story by Paul Gallant, Managing editor /
Aug 19 2004
Hamilton officials were so worried that patrons of the Warehouse Spa And Bath were eating unlicensed chocolate bars, taking cold showers, cruising by candlelight and breathing secondhand smoke, police arrested these very patrons. With benevolence like that, who needs perasecution?
Even if you believe this story propagated by the Hamilton Police Service — I certainly don’t — their actions fly in the face of their claims that the visit and arrests were about “the safety of the community at large.” Phooey. The Aug 3 bathhouse raid in Hamilton has jeopardized community safety, assuming police deem men who have sex with men part of the community.
By raiding the Warehouse and possibly putting it out of business, the police have sent men, many married and closeted, out into parks, trails and their cars to have sex. It’s reduced their ability to access condoms, lube and safe-sex information and has reduced their connection to their peers. They will expose themselves to more dangers in the pursuit of sex and will be more, not less, bothersome to those who don’t want to accidentally stumble across gay sex.

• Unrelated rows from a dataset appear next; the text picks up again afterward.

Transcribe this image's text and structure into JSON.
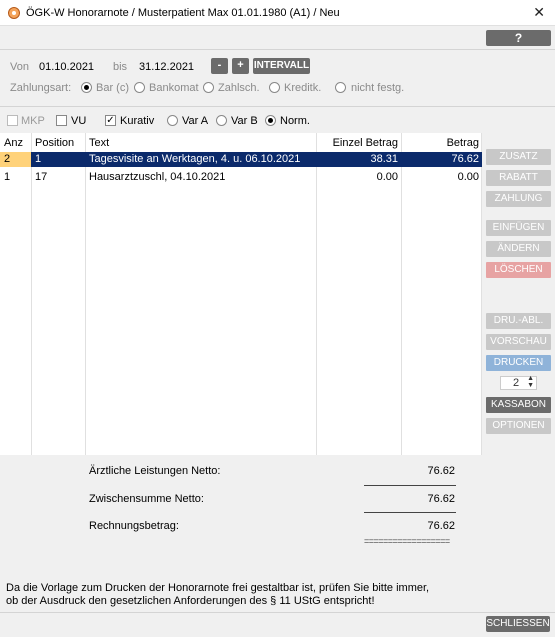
{
  "window": {
    "title": "ÖGK-W Honorarnote / Musterpatient Max 01.01.1980 (A1) / Neu",
    "close_glyph": "✕"
  },
  "help_label": "?",
  "period": {
    "from_label": "Von",
    "from_value": "01.10.2021",
    "to_label": "bis",
    "to_value": "31.12.2021",
    "minus_label": "-",
    "plus_label": "+",
    "interval_label": "INTERVALL"
  },
  "payment": {
    "label": "Zahlungsart:",
    "options": [
      {
        "label": "Bar (c)",
        "selected": true
      },
      {
        "label": "Bankomat",
        "selected": false
      },
      {
        "label": "Zahlsch.",
        "selected": false
      },
      {
        "label": "Kreditk.",
        "selected": false
      },
      {
        "label": "nicht festg.",
        "selected": false
      }
    ]
  },
  "flags": {
    "checkboxes": [
      {
        "label": "MKP",
        "checked": false,
        "enabled": false
      },
      {
        "label": "VU",
        "checked": false,
        "enabled": true
      },
      {
        "label": "Kurativ",
        "checked": true,
        "enabled": true
      }
    ],
    "variants": [
      {
        "label": "Var A",
        "selected": false
      },
      {
        "label": "Var B",
        "selected": false
      },
      {
        "label": "Norm.",
        "selected": true
      }
    ]
  },
  "table": {
    "headers": {
      "anz": "Anz",
      "position": "Position",
      "text": "Text",
      "einzel": "Einzel Betrag",
      "betrag": "Betrag"
    },
    "rows": [
      {
        "anz": "2",
        "position": "1",
        "text": "Tagesvisite an Werktagen, 4. u. 06.10.2021",
        "einzel": "38.31",
        "betrag": "76.62",
        "selected": true
      },
      {
        "anz": "1",
        "position": "17",
        "text": "Hausarztzuschl, 04.10.2021",
        "einzel": "0.00",
        "betrag": "0.00",
        "selected": false
      }
    ]
  },
  "side_buttons": {
    "zusatz": "ZUSATZ",
    "rabatt": "RABATT",
    "zahlung": "ZAHLUNG",
    "einfuegen": "EINFÜGEN",
    "aendern": "ÄNDERN",
    "loeschen": "LÖSCHEN",
    "druabl": "DRU.-ABL.",
    "vorschau": "VORSCHAU",
    "drucken": "DRUCKEN",
    "copies": "2",
    "kassabon": "KASSABON",
    "optionen": "OPTIONEN"
  },
  "summary": {
    "netto_label": "Ärztliche Leistungen Netto:",
    "netto_value": "76.62",
    "zwischen_label": "Zwischensumme Netto:",
    "zwischen_value": "76.62",
    "rechnung_label": "Rechnungsbetrag:",
    "rechnung_value": "76.62",
    "double_line": "=================="
  },
  "footer": {
    "note_line1": "Da die Vorlage zum Drucken der Honorarnote frei gestaltbar ist, prüfen Sie bitte immer,",
    "note_line2": "ob der Ausdruck den gesetzlichen Anforderungen des § 11 UStG entspricht!",
    "close_label": "SCHLIESSEN"
  },
  "colors": {
    "selected_row": "#0b2a6b",
    "selected_anz": "#ffd27a",
    "delete_button": "#e7a3a3",
    "print_button": "#8fb3d9",
    "dark_button": "#6b6b6b"
  }
}
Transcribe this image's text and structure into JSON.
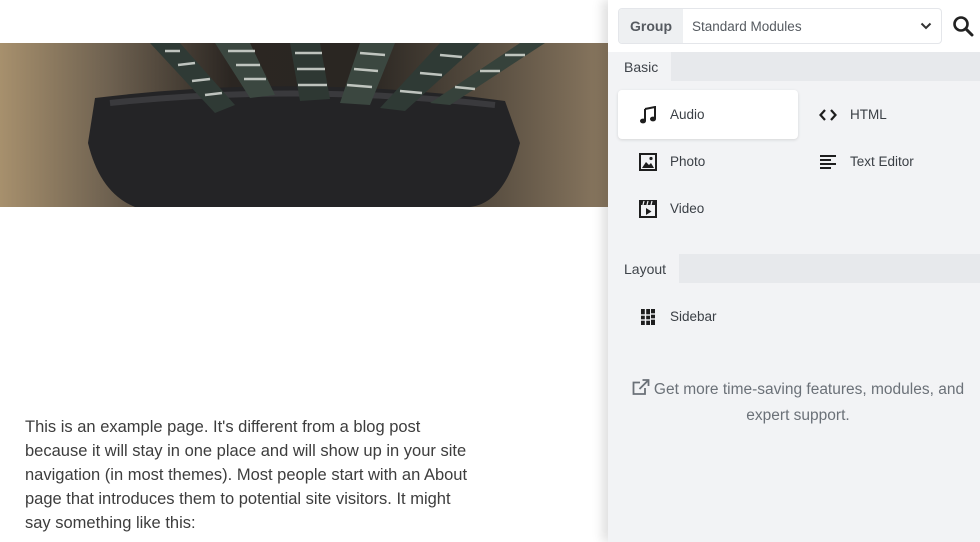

But I don’t think Hamilton police were trying to protect community safety at all. I think they wanted to stamp out venues for gay sex in Steeltown. Their claims that they didn’t know the Warehouse was a gay sex spot and that, once there, they weren’t looking for gay sex, sound like a coverup.
How did they come to decide to visit the Warehouse? They monitored a gay cruising website and found an anonymous posting about hygiene there. Sure, a gay cruising site is the first place I’d go for information on fire and safety concerns about Hamilton’s businesses, though you’d have to skip over all the postings about threeways, exhibitionism and ass-fucking.
The Warehouse is not a big place and there were only four or five customers there the evening of Aug 3. The Multi-Agency Task Force had about nine members. The two men charged with committing indecent acts were in a video room at the back. Any horny bathhouse patron with more than a few seconds’ notice would put his towel back on if a stampede of inspectors was coming through. Yet the police exercised enough stealth to catch them allegedly in the act. Why were they sneaking around the place if they weren’t after customers?
In a city with fewer than 10 gay businesses, three are inspected on a single night. That’s no coincidence. One or more officials decided to put a scare into gay men in Hamilton. So far it’s been a smashing success.
Police motivations — did they go looking for gay sex or did they stumble across it? — are not so much an issue of law as one of public policy. Not many Canadians would consider it a good use of taxpayers’ money to send nine people looking for improper nonsmoking signage, to find men in the back of an adult establishment getting off.
And yet, in Hamilton, in Calgary and in other raids on sex spaces, police continue to waste tax dollars putting a scare into queers. It’s sad that it takes a politicized gay and lesbian community, like Toronto’s since the 1981 bathhouse raids, to scare police back. But with Toronto’s Pussy Palace and Bijou raids still in our recent memory, it looks like the lesson of 1981 has not been imprinted deeply enough. Queers across Canada need to continually demonstrate that this nonsense can’t go on.
While the ultimate solution is for politicians to amend Canada’s sex laws, that does not let the police off the hook. Under Canadian law, what’s an indecent act is very much in the eyes of the beholder. If police weren’t so appalled by gay sex and didn’t spend so much time looking for it you could be sure that their macho indignation at stumbling across two guys in a clinch would shrivel.